I’m not sure how other state departments of education work, but her in New Jersey each of our 600 school districts is “QSACed” every three years, filling out voluminous paperwork that comprises the Quality Single Accountability Continuum and measures achievement in five areas: Instruction and Program, Operations, Personnel, Governance, and Fiscal Management. A district that receives at least 80 percentage points in each category qualifies as a “high performing district.” One that doesn’t is subject to corrective action plans.
Newark’s 20 years of state control is premised on its continuing inability to pass QSAC. (The district passed in 2011 but scores fell back down the following year.)
According to Newark Public Schools’ most recent QSAC report, the district passed Fiscal Management and Operations. It failed Instruction and Programs (58%), Governance (72%), and Personnel (60%). And here’s a letter to Newark Superintendent Chris Cerf, dated July 29th, 2015 from Education Commissioner David Hespe, instructing Cerf “to develop a district improvement plan (DIP) to address indicators that have not met QSAC standards.”
Why the Advisory Board’s rush? It’s going to be awfully hard for the state to justify a return to full local control while the district continues to flounder in Personnel and Governance. The area of “Instruction and Program” is a little more dicey as it’s dependent on student proficiency on state tests and poor urban districts – indeed, some working class and middle-class suburban districts – struggle to reach that 80% bar.

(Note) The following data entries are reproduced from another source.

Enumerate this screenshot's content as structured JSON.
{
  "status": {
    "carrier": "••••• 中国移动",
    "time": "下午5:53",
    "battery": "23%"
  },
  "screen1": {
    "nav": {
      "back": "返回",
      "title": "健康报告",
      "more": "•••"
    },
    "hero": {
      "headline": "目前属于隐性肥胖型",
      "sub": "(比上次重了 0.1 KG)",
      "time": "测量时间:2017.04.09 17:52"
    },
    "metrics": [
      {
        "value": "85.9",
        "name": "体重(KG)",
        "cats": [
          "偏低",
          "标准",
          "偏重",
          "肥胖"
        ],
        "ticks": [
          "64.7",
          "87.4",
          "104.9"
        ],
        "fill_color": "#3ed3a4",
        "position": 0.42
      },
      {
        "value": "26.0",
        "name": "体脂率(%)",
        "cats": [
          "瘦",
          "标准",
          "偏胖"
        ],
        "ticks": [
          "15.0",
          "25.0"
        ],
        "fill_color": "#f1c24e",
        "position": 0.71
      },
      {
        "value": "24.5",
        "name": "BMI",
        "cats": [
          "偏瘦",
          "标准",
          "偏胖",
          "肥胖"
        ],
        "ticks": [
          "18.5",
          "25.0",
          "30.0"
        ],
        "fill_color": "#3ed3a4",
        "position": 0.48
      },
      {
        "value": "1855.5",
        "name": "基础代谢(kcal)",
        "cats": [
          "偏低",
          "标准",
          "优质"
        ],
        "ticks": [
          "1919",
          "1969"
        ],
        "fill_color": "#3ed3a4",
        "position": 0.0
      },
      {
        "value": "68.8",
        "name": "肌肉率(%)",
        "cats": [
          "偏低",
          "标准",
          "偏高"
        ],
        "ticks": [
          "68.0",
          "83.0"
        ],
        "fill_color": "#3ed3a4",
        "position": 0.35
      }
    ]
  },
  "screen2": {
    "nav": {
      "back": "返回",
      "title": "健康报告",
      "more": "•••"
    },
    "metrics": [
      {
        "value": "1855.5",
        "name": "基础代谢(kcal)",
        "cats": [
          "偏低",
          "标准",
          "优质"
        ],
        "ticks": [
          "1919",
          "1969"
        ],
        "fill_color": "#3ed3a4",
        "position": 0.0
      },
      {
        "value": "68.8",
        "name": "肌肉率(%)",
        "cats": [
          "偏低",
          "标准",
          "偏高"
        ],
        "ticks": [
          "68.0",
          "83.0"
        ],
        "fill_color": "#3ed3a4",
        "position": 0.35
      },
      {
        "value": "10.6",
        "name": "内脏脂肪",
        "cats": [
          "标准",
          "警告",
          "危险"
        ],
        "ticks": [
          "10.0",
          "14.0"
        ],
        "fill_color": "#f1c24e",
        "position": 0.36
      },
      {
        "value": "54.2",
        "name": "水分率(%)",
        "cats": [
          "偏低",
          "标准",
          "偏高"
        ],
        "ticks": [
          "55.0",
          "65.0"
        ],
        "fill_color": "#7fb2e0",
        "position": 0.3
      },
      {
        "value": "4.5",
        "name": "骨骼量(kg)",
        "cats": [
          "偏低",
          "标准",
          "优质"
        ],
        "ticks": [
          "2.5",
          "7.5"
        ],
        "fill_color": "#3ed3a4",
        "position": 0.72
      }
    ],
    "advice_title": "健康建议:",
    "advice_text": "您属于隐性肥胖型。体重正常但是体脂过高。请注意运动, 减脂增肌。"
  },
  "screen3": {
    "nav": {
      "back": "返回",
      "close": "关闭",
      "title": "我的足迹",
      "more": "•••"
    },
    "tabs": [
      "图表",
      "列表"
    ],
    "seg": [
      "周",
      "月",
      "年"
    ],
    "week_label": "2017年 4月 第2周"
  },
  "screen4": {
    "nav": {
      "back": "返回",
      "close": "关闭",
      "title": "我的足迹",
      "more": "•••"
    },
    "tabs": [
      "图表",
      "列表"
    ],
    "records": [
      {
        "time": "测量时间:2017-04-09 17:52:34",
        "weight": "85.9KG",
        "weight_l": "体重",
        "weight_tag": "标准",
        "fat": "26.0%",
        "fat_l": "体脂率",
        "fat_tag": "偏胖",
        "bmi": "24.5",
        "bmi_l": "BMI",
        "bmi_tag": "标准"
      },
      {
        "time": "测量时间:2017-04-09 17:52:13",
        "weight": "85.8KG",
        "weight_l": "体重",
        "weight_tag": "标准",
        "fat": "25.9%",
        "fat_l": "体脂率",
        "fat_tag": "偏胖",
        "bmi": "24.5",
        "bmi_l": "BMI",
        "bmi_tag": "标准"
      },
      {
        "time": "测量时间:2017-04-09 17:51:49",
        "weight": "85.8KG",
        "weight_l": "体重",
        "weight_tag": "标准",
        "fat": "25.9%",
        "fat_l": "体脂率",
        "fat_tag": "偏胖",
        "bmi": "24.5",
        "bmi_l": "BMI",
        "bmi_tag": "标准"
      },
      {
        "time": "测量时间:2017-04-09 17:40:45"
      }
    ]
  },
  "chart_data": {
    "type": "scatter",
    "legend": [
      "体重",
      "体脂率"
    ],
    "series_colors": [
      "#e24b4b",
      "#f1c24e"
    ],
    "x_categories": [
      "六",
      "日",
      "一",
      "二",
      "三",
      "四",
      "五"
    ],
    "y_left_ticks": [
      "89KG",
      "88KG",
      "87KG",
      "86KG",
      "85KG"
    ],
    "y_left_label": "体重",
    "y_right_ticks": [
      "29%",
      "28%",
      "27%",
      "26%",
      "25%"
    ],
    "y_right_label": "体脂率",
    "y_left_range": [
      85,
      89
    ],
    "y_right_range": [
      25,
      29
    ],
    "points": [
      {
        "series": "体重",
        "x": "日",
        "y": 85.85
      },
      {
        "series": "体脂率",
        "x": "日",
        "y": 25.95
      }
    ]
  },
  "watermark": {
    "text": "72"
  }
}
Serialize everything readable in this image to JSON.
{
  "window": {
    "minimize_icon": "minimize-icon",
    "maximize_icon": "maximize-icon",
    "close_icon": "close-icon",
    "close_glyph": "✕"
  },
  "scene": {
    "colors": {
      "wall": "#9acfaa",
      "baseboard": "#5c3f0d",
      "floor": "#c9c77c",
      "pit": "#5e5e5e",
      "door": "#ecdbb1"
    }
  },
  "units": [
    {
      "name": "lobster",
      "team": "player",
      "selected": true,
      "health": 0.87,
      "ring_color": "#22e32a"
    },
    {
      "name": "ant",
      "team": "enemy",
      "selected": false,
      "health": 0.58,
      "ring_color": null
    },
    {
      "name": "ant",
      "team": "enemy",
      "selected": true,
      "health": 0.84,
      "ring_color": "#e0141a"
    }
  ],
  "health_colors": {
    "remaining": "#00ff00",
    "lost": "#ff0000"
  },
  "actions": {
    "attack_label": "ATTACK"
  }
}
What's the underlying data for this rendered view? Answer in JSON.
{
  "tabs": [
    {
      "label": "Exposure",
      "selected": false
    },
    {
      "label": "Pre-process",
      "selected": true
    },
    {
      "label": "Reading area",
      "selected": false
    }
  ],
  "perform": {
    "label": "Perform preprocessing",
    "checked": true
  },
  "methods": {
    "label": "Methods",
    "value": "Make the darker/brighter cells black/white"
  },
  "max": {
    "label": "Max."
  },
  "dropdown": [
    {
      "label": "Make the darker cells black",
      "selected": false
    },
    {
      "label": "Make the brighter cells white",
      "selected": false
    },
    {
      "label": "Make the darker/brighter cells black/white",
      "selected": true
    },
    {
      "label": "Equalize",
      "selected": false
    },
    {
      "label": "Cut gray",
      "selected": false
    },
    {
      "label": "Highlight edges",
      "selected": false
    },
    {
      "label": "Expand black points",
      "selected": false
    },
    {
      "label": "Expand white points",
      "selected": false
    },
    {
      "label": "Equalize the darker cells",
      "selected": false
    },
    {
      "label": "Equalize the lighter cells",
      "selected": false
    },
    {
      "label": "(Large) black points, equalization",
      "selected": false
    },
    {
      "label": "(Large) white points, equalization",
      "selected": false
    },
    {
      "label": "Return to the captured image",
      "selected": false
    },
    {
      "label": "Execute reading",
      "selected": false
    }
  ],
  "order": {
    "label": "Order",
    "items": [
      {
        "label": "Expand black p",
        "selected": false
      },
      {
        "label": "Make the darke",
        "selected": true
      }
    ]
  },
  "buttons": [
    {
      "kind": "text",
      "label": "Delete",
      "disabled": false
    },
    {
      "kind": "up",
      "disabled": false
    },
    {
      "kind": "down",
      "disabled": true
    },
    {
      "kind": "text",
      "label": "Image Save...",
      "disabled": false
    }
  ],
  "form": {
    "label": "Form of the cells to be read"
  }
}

Ninety days for state turnaround on QSAC submissions is a stretch. Thirteen months, for any district let alone one desperate for local control, is unacceptably long. Legislators and educators have proposed ways to streamline the QSAC process, for example, five or seven year gaps between full-press accountability exercises for high-performing districts, not just three. Solutions are out there and the time to act is now.